Task statement
Determine how many lines in the records below contain "label", then state that number alone.

Given data
————

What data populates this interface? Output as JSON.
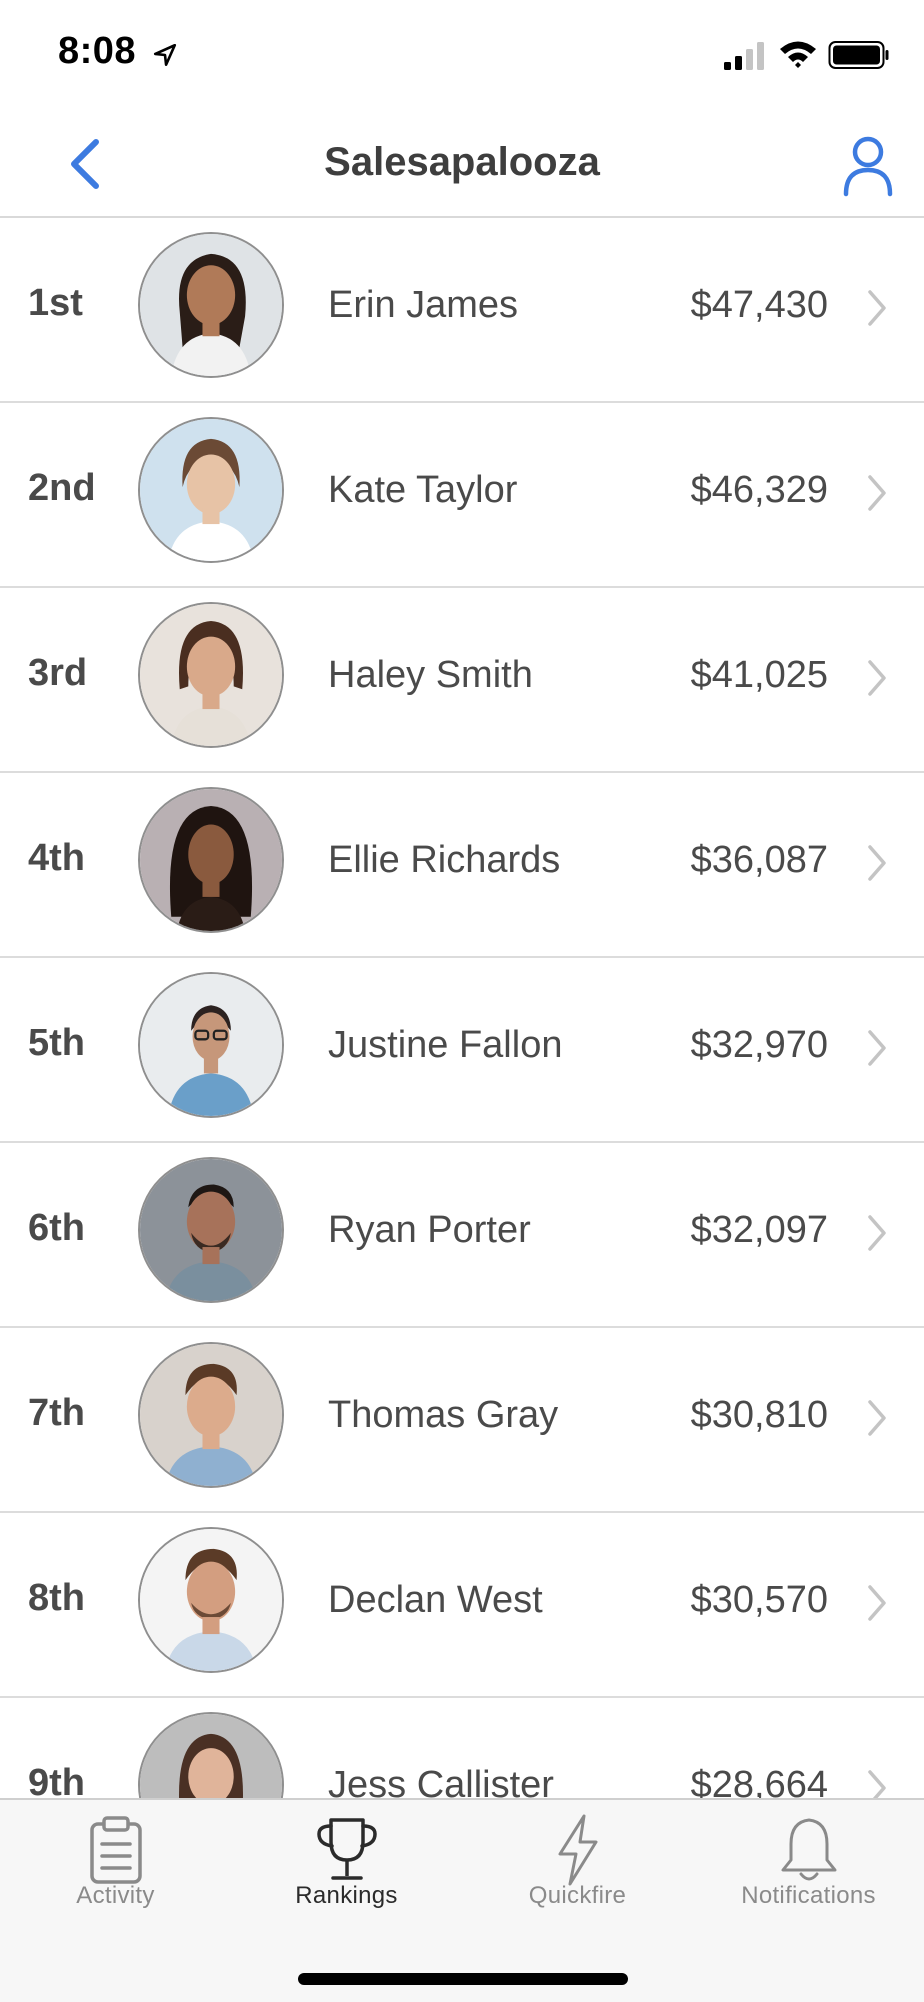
{
  "status_bar": {
    "time": "8:08"
  },
  "nav": {
    "title": "Salesapalooza",
    "back_icon": "chevron-left-icon",
    "profile_icon": "person-icon",
    "accent_color": "#3d7be0"
  },
  "rankings": [
    {
      "position": "1st",
      "name": "Erin James",
      "amount": "$47,430"
    },
    {
      "position": "2nd",
      "name": "Kate Taylor",
      "amount": "$46,329"
    },
    {
      "position": "3rd",
      "name": "Haley Smith",
      "amount": "$41,025"
    },
    {
      "position": "4th",
      "name": "Ellie Richards",
      "amount": "$36,087"
    },
    {
      "position": "5th",
      "name": "Justine Fallon",
      "amount": "$32,970"
    },
    {
      "position": "6th",
      "name": "Ryan Porter",
      "amount": "$32,097"
    },
    {
      "position": "7th",
      "name": "Thomas Gray",
      "amount": "$30,810"
    },
    {
      "position": "8th",
      "name": "Declan West",
      "amount": "$30,570"
    },
    {
      "position": "9th",
      "name": "Jess Callister",
      "amount": "$28,664"
    }
  ],
  "tabs": [
    {
      "label": "Activity",
      "icon": "clipboard-icon",
      "active": false
    },
    {
      "label": "Rankings",
      "icon": "trophy-icon",
      "active": true
    },
    {
      "label": "Quickfire",
      "icon": "lightning-icon",
      "active": false
    },
    {
      "label": "Notifications",
      "icon": "bell-icon",
      "active": false
    }
  ]
}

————

Solution to this exercise
4